Segment Open
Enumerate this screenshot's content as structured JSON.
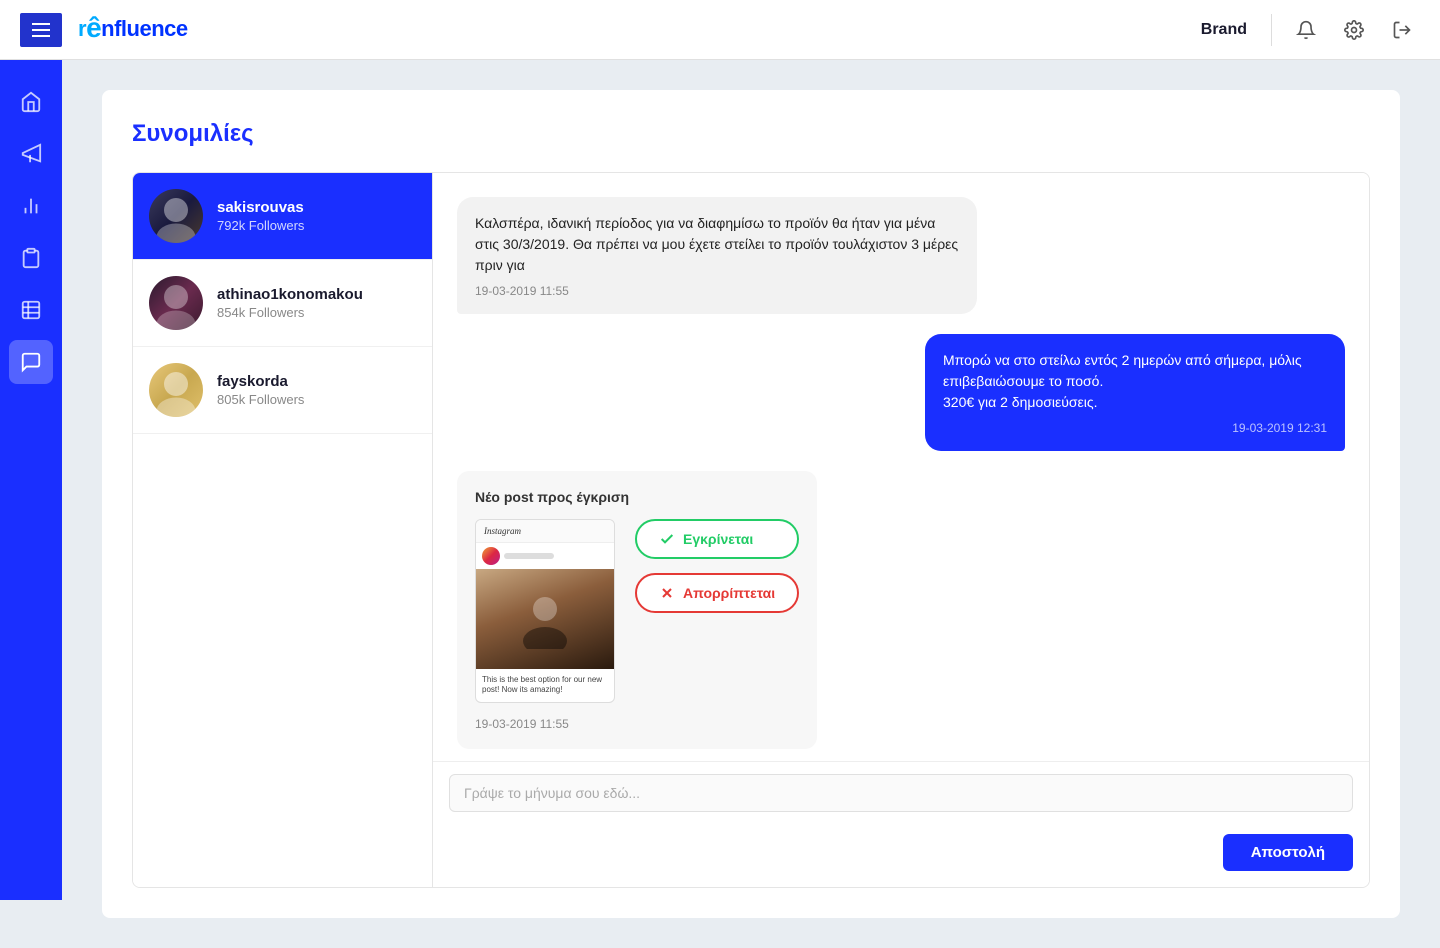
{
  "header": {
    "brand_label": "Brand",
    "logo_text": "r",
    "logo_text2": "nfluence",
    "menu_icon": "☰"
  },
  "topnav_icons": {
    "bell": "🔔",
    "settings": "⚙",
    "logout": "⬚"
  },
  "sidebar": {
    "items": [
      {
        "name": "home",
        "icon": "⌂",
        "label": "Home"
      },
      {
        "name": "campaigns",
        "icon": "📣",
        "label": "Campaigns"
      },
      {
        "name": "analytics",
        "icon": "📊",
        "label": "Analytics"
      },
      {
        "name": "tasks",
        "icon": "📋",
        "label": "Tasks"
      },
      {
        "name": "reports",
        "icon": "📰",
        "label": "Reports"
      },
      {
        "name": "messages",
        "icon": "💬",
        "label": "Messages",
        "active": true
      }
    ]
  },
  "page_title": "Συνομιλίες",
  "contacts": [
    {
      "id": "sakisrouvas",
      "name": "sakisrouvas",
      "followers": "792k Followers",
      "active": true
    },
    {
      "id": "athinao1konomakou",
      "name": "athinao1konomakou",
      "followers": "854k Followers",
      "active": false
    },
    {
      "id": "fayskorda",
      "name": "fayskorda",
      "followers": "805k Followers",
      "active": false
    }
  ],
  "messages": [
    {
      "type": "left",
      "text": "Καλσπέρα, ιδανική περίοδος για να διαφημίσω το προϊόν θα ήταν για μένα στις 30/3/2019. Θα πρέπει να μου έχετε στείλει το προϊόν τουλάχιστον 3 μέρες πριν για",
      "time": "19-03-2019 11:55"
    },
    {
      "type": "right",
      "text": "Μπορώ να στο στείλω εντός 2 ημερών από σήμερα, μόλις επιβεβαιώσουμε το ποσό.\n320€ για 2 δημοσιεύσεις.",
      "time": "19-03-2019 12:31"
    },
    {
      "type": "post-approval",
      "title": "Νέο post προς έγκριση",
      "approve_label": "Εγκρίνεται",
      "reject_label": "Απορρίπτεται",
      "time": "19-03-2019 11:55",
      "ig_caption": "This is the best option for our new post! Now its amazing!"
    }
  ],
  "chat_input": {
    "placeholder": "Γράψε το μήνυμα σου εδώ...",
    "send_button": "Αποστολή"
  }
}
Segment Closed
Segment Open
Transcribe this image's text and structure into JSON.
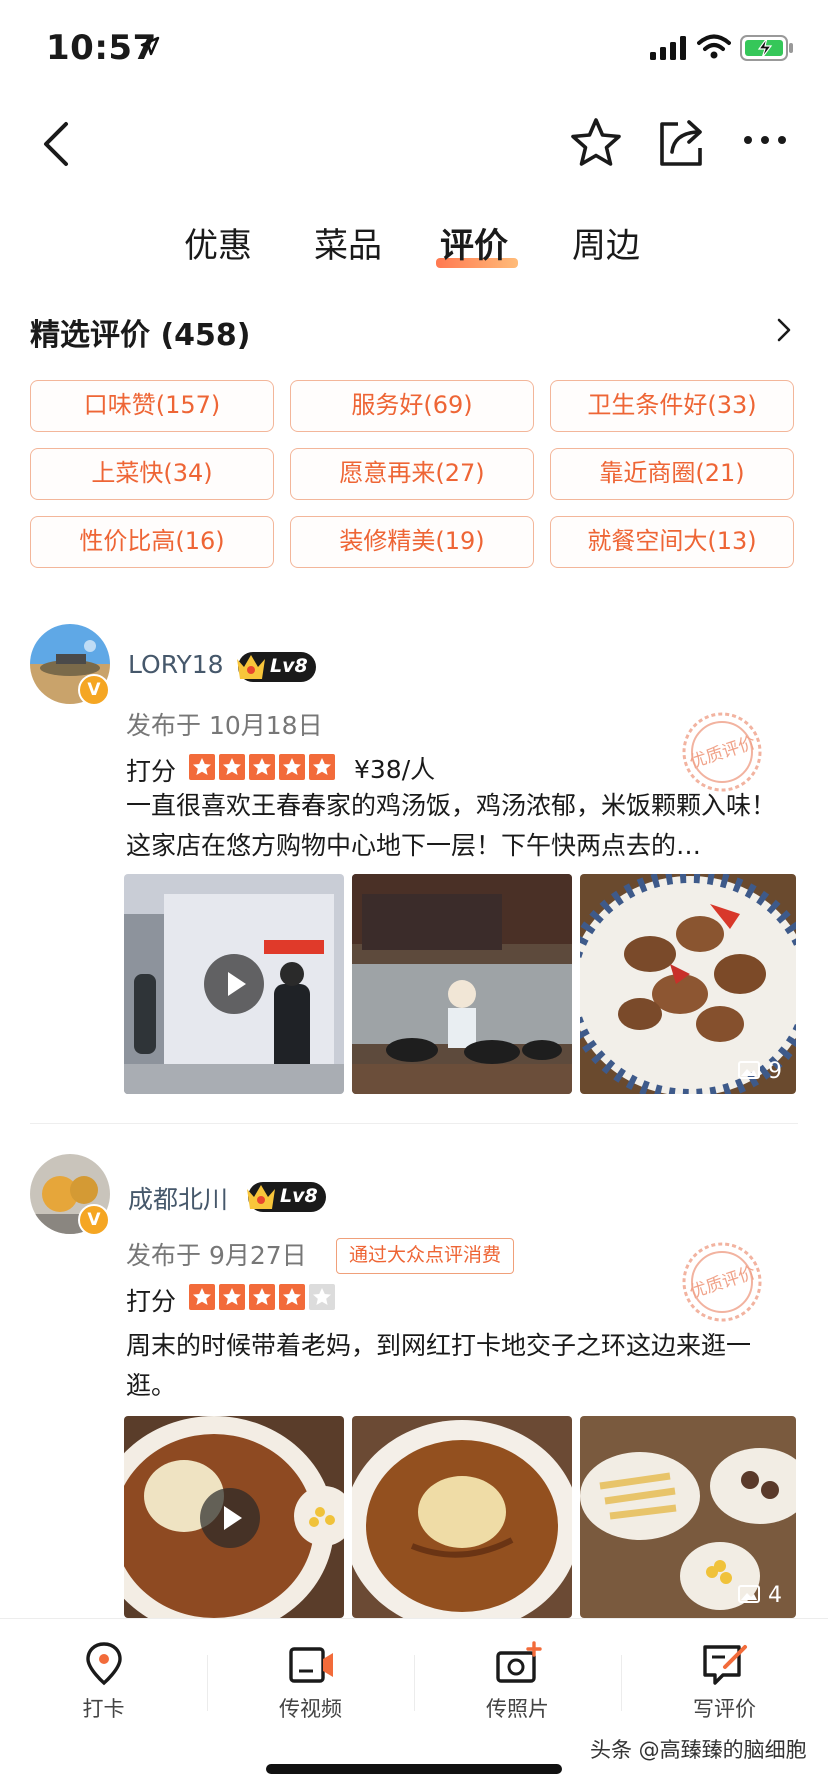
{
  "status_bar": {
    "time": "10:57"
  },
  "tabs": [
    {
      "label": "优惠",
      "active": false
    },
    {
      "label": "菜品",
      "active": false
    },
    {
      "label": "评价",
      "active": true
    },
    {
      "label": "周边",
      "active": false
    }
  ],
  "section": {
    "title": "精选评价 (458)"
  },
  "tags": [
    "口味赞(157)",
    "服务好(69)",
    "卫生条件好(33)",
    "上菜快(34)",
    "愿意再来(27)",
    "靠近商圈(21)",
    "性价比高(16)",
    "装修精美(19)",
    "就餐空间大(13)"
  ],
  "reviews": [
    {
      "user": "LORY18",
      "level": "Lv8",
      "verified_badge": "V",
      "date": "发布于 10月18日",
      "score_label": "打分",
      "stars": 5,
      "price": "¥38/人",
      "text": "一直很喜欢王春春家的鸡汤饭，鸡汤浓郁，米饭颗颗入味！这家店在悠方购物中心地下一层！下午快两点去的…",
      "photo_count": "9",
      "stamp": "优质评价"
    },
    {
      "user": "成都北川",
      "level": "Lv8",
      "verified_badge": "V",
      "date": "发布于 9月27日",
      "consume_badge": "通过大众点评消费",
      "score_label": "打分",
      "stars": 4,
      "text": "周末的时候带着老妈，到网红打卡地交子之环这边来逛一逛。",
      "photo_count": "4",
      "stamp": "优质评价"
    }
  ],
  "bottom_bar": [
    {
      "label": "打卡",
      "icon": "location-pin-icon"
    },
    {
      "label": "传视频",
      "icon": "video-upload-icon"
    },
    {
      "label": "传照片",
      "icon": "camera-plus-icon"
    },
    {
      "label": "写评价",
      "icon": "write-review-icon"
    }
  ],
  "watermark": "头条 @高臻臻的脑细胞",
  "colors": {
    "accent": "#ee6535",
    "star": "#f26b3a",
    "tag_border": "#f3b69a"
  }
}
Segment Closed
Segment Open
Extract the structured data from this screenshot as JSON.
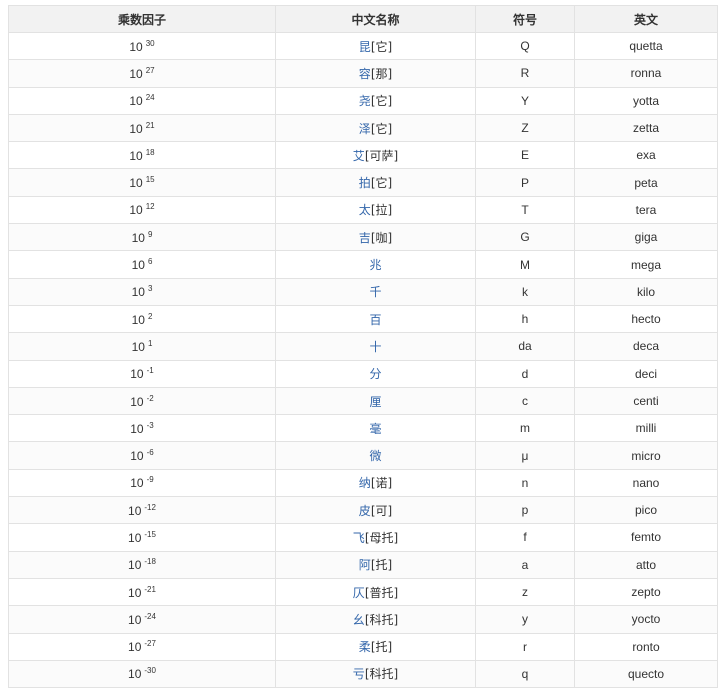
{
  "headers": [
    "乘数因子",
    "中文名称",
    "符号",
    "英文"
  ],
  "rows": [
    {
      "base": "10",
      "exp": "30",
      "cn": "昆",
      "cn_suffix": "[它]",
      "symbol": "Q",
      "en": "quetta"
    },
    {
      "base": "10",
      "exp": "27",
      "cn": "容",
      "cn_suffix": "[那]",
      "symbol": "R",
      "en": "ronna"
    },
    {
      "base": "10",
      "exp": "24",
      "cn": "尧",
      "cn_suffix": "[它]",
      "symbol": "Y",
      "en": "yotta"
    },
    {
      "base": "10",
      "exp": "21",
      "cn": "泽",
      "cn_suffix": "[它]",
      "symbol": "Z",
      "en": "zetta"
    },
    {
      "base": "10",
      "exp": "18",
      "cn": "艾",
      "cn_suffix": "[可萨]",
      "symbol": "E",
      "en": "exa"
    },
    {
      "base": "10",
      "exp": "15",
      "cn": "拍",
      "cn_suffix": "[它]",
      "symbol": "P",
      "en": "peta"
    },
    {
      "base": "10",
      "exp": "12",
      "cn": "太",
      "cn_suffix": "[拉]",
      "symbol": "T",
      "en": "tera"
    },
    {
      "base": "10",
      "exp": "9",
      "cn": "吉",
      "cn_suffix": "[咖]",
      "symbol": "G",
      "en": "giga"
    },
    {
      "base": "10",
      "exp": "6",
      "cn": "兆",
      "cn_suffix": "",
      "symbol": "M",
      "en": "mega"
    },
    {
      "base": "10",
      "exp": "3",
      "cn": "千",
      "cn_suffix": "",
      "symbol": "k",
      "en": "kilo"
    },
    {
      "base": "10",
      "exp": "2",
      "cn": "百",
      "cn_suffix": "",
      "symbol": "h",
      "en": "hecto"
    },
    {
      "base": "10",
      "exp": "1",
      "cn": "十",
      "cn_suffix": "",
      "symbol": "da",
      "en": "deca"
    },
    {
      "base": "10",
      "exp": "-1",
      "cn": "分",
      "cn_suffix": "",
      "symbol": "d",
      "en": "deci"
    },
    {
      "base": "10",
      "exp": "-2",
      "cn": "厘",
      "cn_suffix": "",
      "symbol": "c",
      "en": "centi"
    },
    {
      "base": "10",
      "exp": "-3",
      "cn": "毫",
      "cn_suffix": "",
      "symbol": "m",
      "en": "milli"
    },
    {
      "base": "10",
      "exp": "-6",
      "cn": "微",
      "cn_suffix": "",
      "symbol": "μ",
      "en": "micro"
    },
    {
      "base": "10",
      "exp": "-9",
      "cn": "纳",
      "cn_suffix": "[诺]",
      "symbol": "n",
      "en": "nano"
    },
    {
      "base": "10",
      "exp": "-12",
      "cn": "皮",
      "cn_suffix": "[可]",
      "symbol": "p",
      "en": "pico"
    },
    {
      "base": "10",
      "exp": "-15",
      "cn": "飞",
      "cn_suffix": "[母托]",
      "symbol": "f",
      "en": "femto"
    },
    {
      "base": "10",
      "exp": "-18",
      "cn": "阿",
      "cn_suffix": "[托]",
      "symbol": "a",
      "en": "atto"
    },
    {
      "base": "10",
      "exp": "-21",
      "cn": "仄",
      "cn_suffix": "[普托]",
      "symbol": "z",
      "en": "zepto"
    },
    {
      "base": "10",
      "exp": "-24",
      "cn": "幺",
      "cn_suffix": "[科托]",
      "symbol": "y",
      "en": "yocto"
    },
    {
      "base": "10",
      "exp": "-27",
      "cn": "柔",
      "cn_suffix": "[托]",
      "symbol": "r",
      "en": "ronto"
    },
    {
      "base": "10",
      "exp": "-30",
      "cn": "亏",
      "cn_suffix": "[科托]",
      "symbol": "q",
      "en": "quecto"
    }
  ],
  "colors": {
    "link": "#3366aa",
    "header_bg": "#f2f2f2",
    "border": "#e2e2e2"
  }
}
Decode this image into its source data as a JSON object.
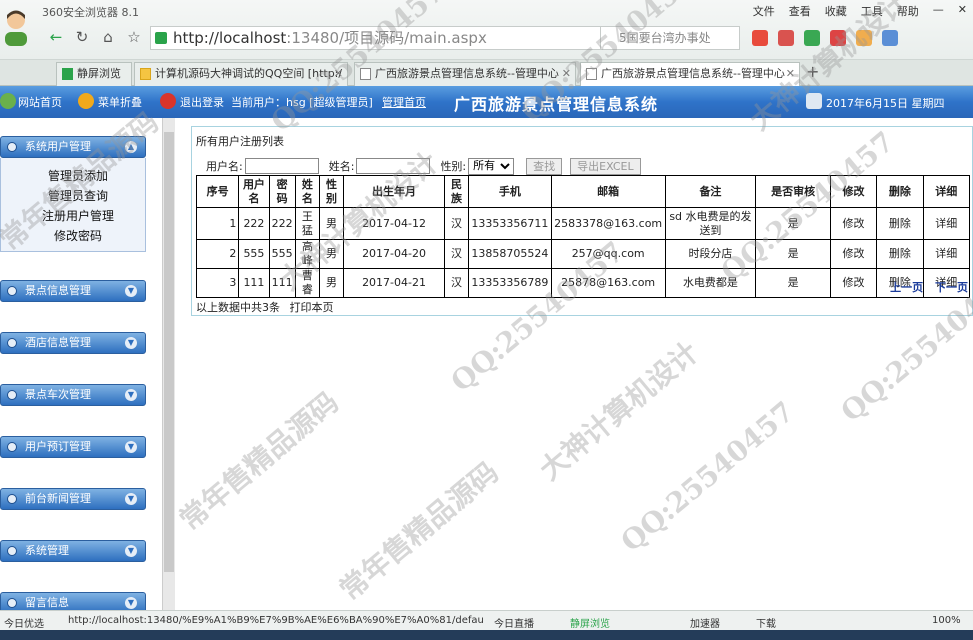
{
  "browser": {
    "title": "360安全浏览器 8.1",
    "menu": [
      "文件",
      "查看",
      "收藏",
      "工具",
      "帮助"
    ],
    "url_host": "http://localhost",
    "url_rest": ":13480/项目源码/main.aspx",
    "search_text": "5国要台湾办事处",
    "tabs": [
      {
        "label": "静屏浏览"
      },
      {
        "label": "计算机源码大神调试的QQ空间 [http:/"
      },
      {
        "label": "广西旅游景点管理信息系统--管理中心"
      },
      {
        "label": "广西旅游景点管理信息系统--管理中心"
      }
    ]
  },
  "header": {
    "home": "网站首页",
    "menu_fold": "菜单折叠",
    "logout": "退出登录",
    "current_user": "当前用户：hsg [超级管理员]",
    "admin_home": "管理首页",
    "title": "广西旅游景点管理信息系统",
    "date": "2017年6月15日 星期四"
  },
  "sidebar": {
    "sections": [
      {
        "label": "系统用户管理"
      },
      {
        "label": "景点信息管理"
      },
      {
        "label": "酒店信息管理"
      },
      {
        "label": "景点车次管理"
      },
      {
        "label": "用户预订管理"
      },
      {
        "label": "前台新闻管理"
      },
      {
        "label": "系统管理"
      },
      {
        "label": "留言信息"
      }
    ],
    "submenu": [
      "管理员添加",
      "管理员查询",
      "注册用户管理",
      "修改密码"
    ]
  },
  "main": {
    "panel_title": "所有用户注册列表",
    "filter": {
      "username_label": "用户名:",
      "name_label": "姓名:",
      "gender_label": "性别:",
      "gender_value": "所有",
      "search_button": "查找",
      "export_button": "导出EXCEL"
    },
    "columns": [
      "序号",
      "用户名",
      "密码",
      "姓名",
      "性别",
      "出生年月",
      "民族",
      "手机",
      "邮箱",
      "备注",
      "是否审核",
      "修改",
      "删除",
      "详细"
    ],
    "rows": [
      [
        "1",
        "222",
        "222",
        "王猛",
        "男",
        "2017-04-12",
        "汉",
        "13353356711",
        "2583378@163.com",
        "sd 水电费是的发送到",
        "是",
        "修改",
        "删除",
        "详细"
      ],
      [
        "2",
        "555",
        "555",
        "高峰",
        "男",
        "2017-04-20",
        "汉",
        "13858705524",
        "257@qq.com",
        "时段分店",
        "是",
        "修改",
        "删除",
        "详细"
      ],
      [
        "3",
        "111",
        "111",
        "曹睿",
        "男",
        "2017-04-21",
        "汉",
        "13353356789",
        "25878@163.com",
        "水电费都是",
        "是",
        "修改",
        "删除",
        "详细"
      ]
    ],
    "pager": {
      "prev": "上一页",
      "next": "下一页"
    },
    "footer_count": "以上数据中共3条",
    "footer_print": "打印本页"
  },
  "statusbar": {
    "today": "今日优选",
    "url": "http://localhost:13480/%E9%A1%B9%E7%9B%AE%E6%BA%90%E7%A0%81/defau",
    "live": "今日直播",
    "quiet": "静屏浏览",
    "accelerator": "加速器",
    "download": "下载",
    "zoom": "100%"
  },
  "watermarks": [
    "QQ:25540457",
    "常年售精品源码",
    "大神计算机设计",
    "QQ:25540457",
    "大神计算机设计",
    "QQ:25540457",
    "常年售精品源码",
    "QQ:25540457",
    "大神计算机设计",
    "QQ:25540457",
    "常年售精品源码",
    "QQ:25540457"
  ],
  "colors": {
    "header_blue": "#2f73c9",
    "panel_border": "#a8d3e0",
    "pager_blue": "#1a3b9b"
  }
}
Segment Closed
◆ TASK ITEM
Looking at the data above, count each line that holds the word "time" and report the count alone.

◆ SOLUTION FOR THIS EXERCISE
4